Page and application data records
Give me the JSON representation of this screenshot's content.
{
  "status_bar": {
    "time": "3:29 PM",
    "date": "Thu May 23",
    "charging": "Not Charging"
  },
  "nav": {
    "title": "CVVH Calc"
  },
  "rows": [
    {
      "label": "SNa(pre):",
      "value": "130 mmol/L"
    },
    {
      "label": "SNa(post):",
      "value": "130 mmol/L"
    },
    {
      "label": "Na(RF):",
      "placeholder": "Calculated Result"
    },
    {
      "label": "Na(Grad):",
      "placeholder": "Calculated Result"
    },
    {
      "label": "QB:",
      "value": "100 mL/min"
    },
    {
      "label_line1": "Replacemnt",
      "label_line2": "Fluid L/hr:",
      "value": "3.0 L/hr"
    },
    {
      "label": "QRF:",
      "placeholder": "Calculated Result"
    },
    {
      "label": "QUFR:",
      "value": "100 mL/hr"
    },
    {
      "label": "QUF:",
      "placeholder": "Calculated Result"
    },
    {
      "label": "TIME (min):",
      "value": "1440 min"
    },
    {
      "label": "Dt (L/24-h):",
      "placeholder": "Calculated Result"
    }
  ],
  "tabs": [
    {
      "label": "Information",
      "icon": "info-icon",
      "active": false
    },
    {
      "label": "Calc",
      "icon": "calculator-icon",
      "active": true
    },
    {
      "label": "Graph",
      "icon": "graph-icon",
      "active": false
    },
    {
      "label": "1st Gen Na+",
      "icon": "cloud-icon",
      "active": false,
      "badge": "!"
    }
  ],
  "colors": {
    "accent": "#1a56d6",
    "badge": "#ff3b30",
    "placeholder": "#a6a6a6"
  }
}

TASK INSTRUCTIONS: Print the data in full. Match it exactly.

FINISHED TASK:
Give me the JSON representation of this screenshot's content.
{
  "status_bar": {
    "time": "3:29 PM",
    "date": "Thu May 23",
    "charging": "Not Charging"
  },
  "nav": {
    "title": "CVVH Calc"
  },
  "rows": [
    {
      "label": "SNa(pre):",
      "value": "130 mmol/L"
    },
    {
      "label": "SNa(post):",
      "value": "130 mmol/L"
    },
    {
      "label": "Na(RF):",
      "placeholder": "Calculated Result"
    },
    {
      "label": "Na(Grad):",
      "placeholder": "Calculated Result"
    },
    {
      "label": "QB:",
      "value": "100 mL/min"
    },
    {
      "label_line1": "Replacemnt",
      "label_line2": "Fluid L/hr:",
      "value": "3.0 L/hr"
    },
    {
      "label": "QRF:",
      "placeholder": "Calculated Result"
    },
    {
      "label": "QUFR:",
      "value": "100 mL/hr"
    },
    {
      "label": "QUF:",
      "placeholder": "Calculated Result"
    },
    {
      "label": "TIME (min):",
      "value": "1440 min"
    },
    {
      "label": "Dt (L/24-h):",
      "placeholder": "Calculated Result"
    }
  ],
  "tabs": [
    {
      "label": "Information",
      "icon": "info-icon",
      "active": false
    },
    {
      "label": "Calc",
      "icon": "calculator-icon",
      "active": true
    },
    {
      "label": "Graph",
      "icon": "graph-icon",
      "active": false
    },
    {
      "label": "1st Gen Na+",
      "icon": "cloud-icon",
      "active": false,
      "badge": "!"
    }
  ],
  "colors": {
    "accent": "#1a56d6",
    "badge": "#ff3b30",
    "placeholder": "#a6a6a6"
  }
}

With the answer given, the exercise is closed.